I’m probably being overly harsh, Lost Planet 3 does have some good qualities and I haven’t mentioned any of them yet. Firstly you can play music inside your robot. Walking slowly so you can fulfill a pointless task is made surprisingly more enjoyable when you can listen to classic country music as you do it. Also you can swap in and out of the robot very quickly. You’ll be doing this a lot so thankfully jumping in or out of the cockpit is a smooth and fluid process.
Then as you start to get into the game it starts to become strangely enjoyable. It’s a bit like watching a bad movie that’s so bad it becomes good again. Lost Planet 3 makes so little effort to entertain you that it almost becomes interesting for this very reason. It’s the exact opposite of what has become predictable in the world of videogames; generic action shooters that bombard your senses as though they’re afraid that you might not be having enough fun. And if that’s what you like then great, but if you want to shoot civilians in a Russian airport then you might have bought the wrong game.

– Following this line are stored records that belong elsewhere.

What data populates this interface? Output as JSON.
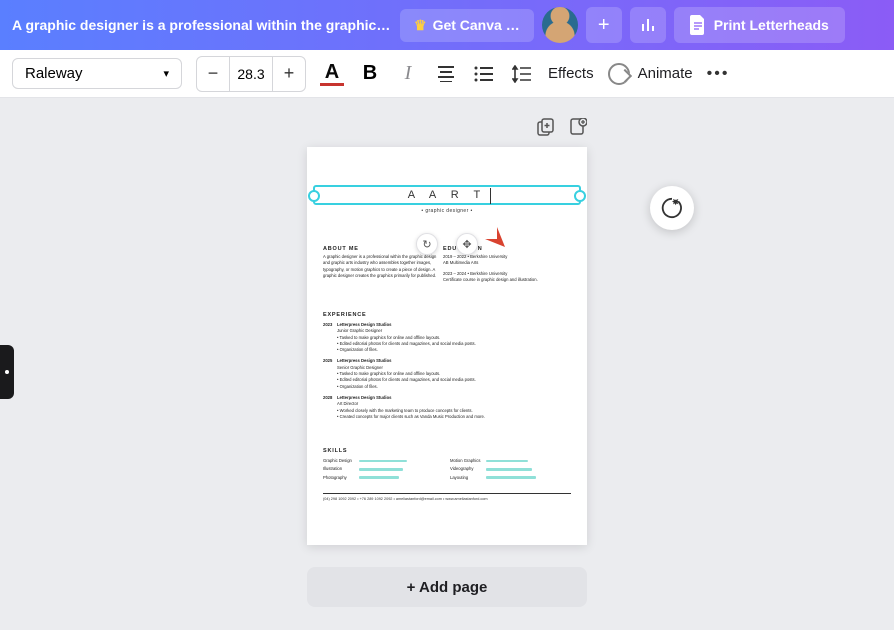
{
  "header": {
    "doc_title": "A graphic designer is a professional within the graphic …",
    "canva_btn": "Get Canva …",
    "print_btn": "Print Letterheads"
  },
  "toolbar": {
    "font": "Raleway",
    "size": "28.3",
    "effects": "Effects",
    "animate": "Animate"
  },
  "canvas": {
    "add_page": "+ Add page"
  },
  "resume": {
    "title": "A A R T",
    "subtitle": "• graphic designer •",
    "about_h": "ABOUT ME",
    "about_p": "A graphic designer is a professional within the graphic design and graphic arts industry who assembles together images, typography, or motion graphics to create a piece of design. A graphic designer creates the graphics primarily for published.",
    "edu_h": "EDUCATION",
    "edu1": "2019 – 2022 • Berkshire University",
    "edu1b": "AB Multimedia Arts",
    "edu2": "2023 – 2024 • Berkshire University",
    "edu2b": "Certificate course in graphic design and illustration.",
    "exp_h": "EXPERIENCE",
    "y1": "2023",
    "c1": "Letterpress Design Studios",
    "r1": "Junior Graphic Designer",
    "b11": "• Tasked to make graphics for online and offline layouts.",
    "b12": "• Edited editorial photos for clients and magazines, and social media posts.",
    "b13": "• Organization of files.",
    "y2": "2025",
    "c2": "Letterpress Design Studios",
    "r2": "Senior Graphic Designer",
    "b21": "• Tasked to make graphics for online and offline layouts.",
    "b22": "• Edited editorial photos for clients and magazines, and social media posts.",
    "b23": "• Organization of files.",
    "y3": "2028",
    "c3": "Letterpress Design Studios",
    "r3": "Art Director",
    "b31": "• Worked closely with the marketing team to produce concepts for clients.",
    "b32": "• Created concepts for major clients such as Vanda Music Production and more.",
    "skills_h": "SKILLS",
    "s1": "Graphic Design",
    "s2": "Illustration",
    "s3": "Photography",
    "s4": "Motion Graphics",
    "s5": "Videography",
    "s6": "Layouting",
    "footer": "(04) 298 1092 2092 • +76 289 1092 2092 • ameliastanford@email.com • www.ameliastanford.com"
  }
}
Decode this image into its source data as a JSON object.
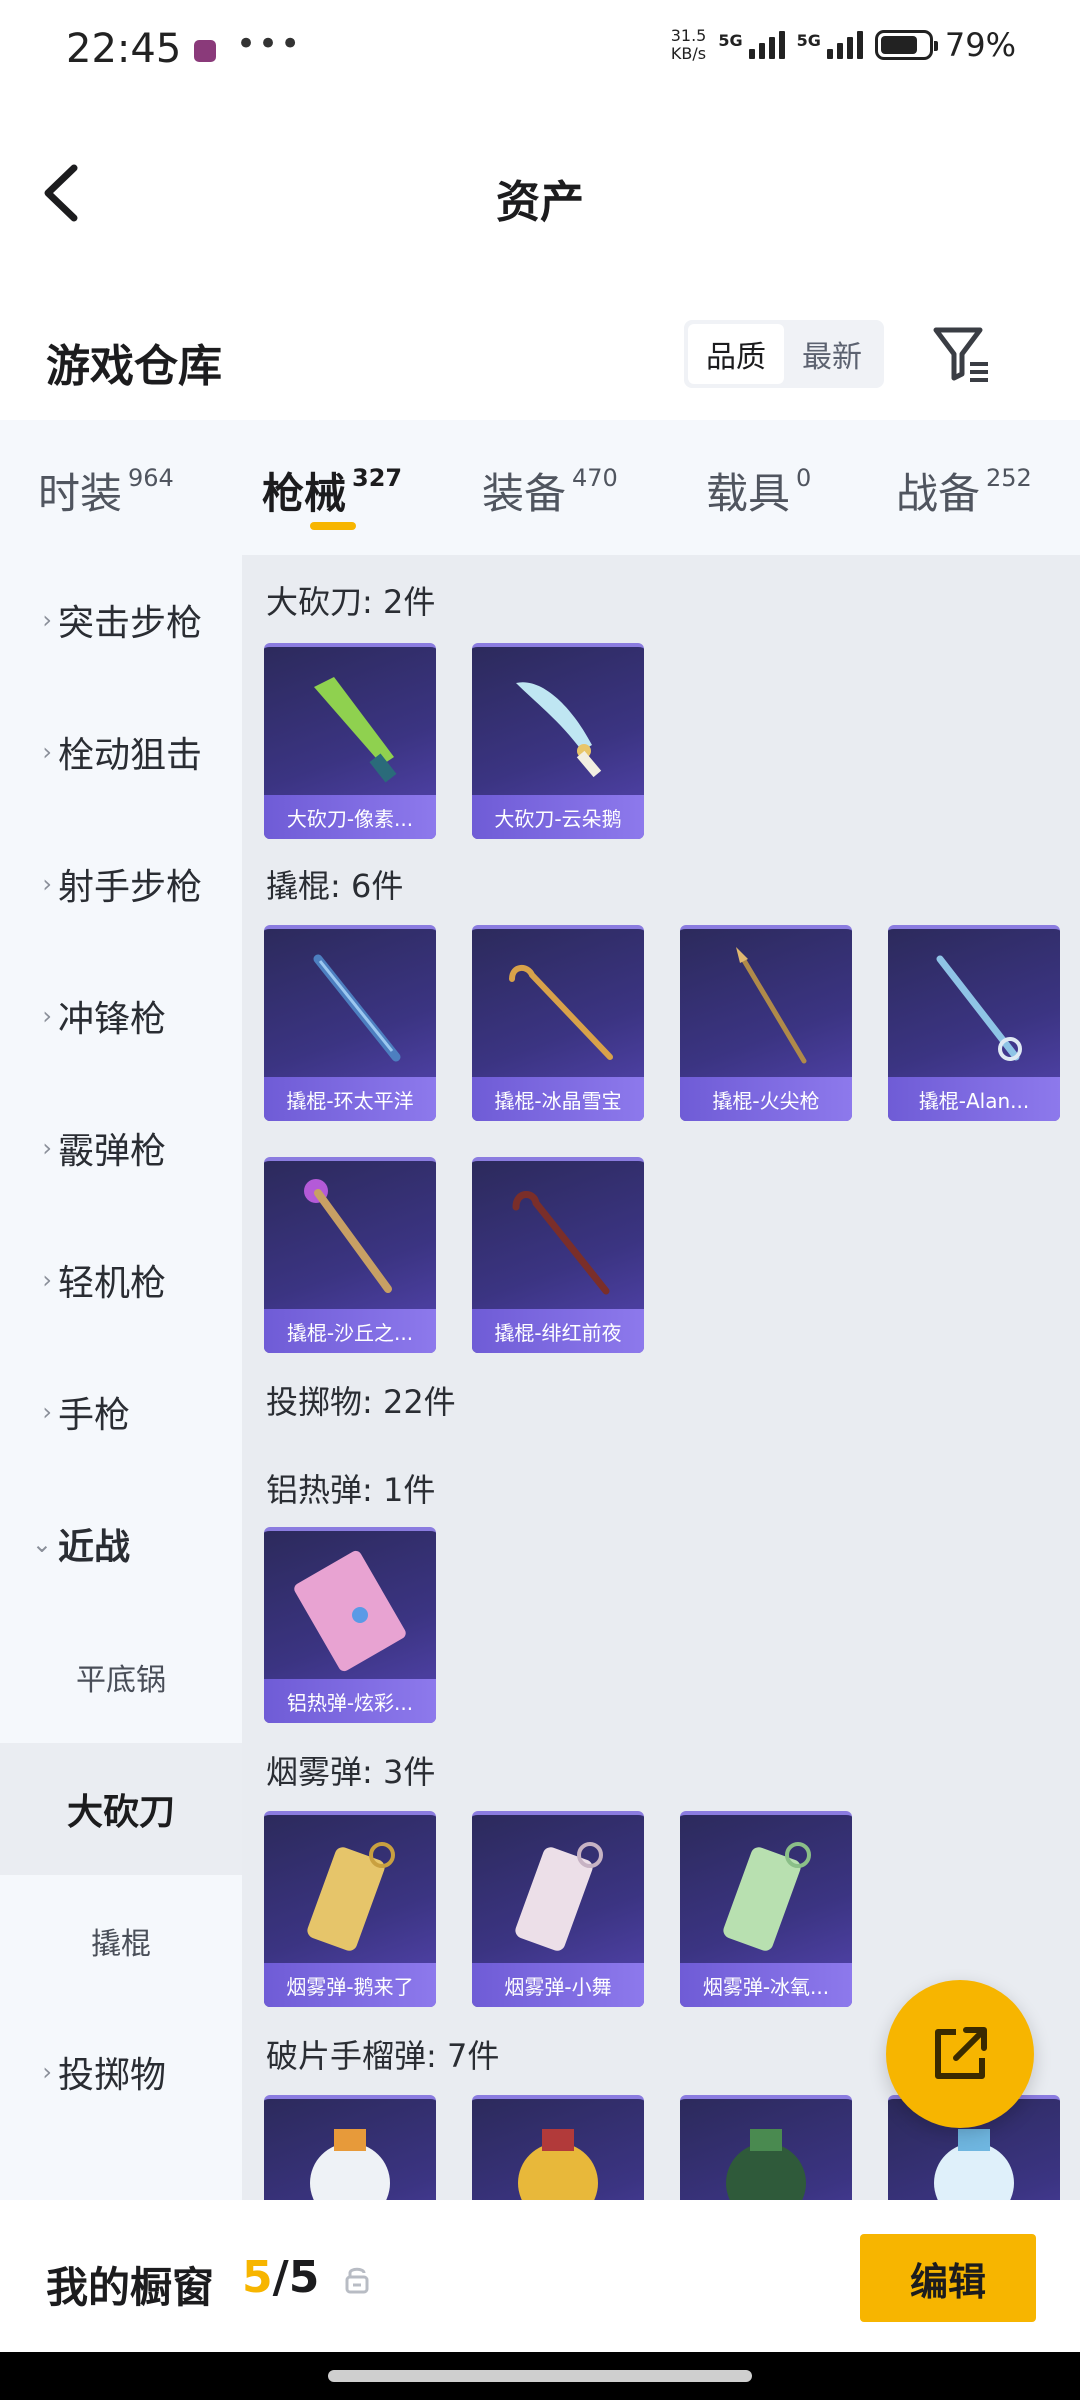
{
  "status_bar": {
    "time": "22:45",
    "speed_value": "31.5",
    "speed_unit": "KB/s",
    "net1": "5G",
    "net2": "5G",
    "battery_percent": "79%"
  },
  "nav": {
    "title": "资产"
  },
  "warehouse": {
    "title": "游戏仓库",
    "sort_options": [
      "品质",
      "最新"
    ],
    "sort_selected": "品质"
  },
  "tabs": [
    {
      "label": "时装",
      "count": "964",
      "active": false
    },
    {
      "label": "枪械",
      "count": "327",
      "active": true
    },
    {
      "label": "装备",
      "count": "470",
      "active": false
    },
    {
      "label": "载具",
      "count": "0",
      "active": false
    },
    {
      "label": "战备",
      "count": "252",
      "active": false
    }
  ],
  "sidebar": {
    "items": [
      {
        "label": "突击步枪"
      },
      {
        "label": "栓动狙击"
      },
      {
        "label": "射手步枪"
      },
      {
        "label": "冲锋枪"
      },
      {
        "label": "霰弹枪"
      },
      {
        "label": "轻机枪"
      },
      {
        "label": "手枪"
      },
      {
        "label": "近战"
      },
      {
        "label": "平底锅"
      },
      {
        "label": "大砍刀"
      },
      {
        "label": "撬棍"
      },
      {
        "label": "投掷物"
      }
    ]
  },
  "content": {
    "sections": [
      {
        "title": "大砍刀: 2件",
        "items": [
          "大砍刀-像素...",
          "大砍刀-云朵鹅"
        ]
      },
      {
        "title": "撬棍: 6件",
        "items": [
          "撬棍-环太平洋",
          "撬棍-冰晶雪宝",
          "撬棍-火尖枪",
          "撬棍-Alan...",
          "撬棍-沙丘之...",
          "撬棍-绯红前夜"
        ]
      },
      {
        "title": "投掷物: 22件",
        "items": []
      },
      {
        "title": "铝热弹: 1件",
        "items": [
          "铝热弹-炫彩..."
        ]
      },
      {
        "title": "烟雾弹: 3件",
        "items": [
          "烟雾弹-鹅来了",
          "烟雾弹-小舞",
          "烟雾弹-冰氧..."
        ]
      },
      {
        "title": "破片手榴弹: 7件",
        "items": []
      }
    ]
  },
  "bottom_bar": {
    "label": "我的橱窗",
    "count_current": "5",
    "count_sep": "/",
    "count_total": "5",
    "edit_label": "编辑"
  },
  "colors": {
    "accent": "#f7b500",
    "card_bg": "#3b3482"
  },
  "icons": [
    "back-chevron-icon",
    "filter-icon",
    "lock-icon",
    "share-export-icon",
    "chevron-right-icon",
    "chevron-down-icon"
  ]
}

With it’s slow pace, dull missions, and bland graphics (everything is blue) Lost Planet 3 might seem to be a hard one to recommend. But y’know what, there’s still enjoyment to be had here. ‘What will the game throw at me next? Fixing? Drilling? Maybe some backtracking? Will I get to shoot more bugs (yes)? And can the framerate handle it (no)? If I’m super lucky will I get another video call from my character’s annoying wife?’. These were the questions that went through my head as I played Lost Planet 3, and the answers usually made me smile.